The chiefs of the Los Angeles, Redlands, Sacramento, and San Francisco Police Departments commissioned the analysis in 2010. Collecting and analyzing the data required an extraordinary effort spanning 11 independent agencies, including four local police jurisdictions, county law enforcement and probation agencies, two county sheriffs’ departments and the California Department of Corrections and Rehabilitation (CDCR). Researchers at the CSG Justice Center collected and matched more than 2.5 million arrest, parole, and probation records generated between January 1, 2008, and June 11, 2011.

Among the most notable findings in these four jurisdictions:
  • The majority of all adult felony and misdemeanor arrests were of people who were not currently under supervision. People under supervision accounted for only 22 percent of total arrests.
  • Whereas people under probation and parole supervision accounted for one out of every six arrests for violent crimes, they accounted for one out of every three drug arrests.
  • During a 3.5 year period in which total arrests fell by 18 percent, the number of arrests involving people under parole supervision declined by 61 percent, and declined by 26 percent for people under probation supervision.
The study was funded by the Public Safety Performance Project of the Pew Center on the States, the Public Welfare Foundation, The Fund for Nonviolence and the Rosenberg Foundation.

To download The Impact of Probation and Parole Populations on Arrests in California Fact Sheet, click here

Questions answered in this report

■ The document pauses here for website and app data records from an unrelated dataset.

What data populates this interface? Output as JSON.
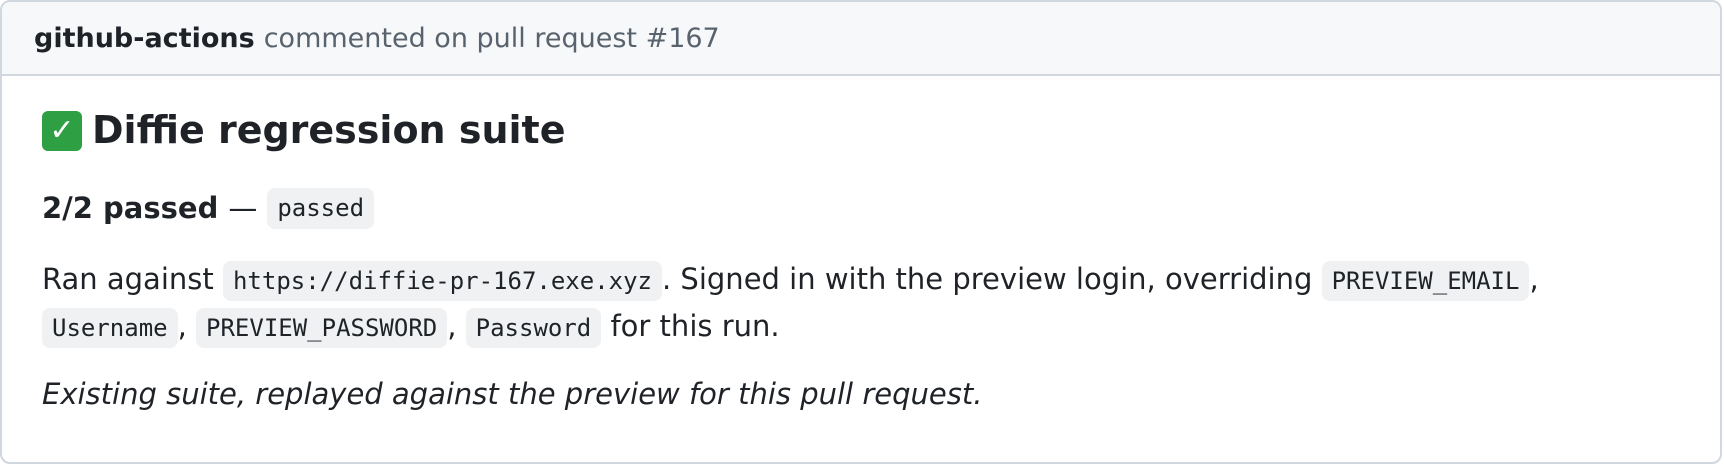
{
  "comment": {
    "author": "github-actions",
    "action": "commented on pull request #167",
    "title": "Diffie regression suite",
    "title_icon": "check-mark-button-icon",
    "status": {
      "count": "2/2 passed",
      "separator": "—",
      "badge": "passed"
    },
    "ran": {
      "prefix": "Ran against",
      "url": "https://diffie-pr-167.exe.xyz",
      "middle": ". Signed in with the preview login, overriding",
      "var1": "PREVIEW_EMAIL",
      "sep1": ",",
      "val1": "Username",
      "sep2": ",",
      "var2": "PREVIEW_PASSWORD",
      "sep3": ",",
      "val2": "Password",
      "suffix": "for this run."
    },
    "note": "Existing suite, replayed against the preview for this pull request.",
    "colors": {
      "header_bg": "#f6f8fa",
      "border": "#d0d7de",
      "code_bg": "#eff1f3",
      "check_green": "#2ea043",
      "text": "#1f2328",
      "muted": "#59636e"
    }
  }
}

What subsets of the population under supervision are most likely to reoffend?
Among those subsets, what riskfactors do they have in common?
What data would provide law enforcement with meaningful information about the relationship between crime and people who have been released from prison or are under supervision?
What strategies can law enforcement employ to better respond to the people returning from prison who are either under community supervision or return with no supervision requirements?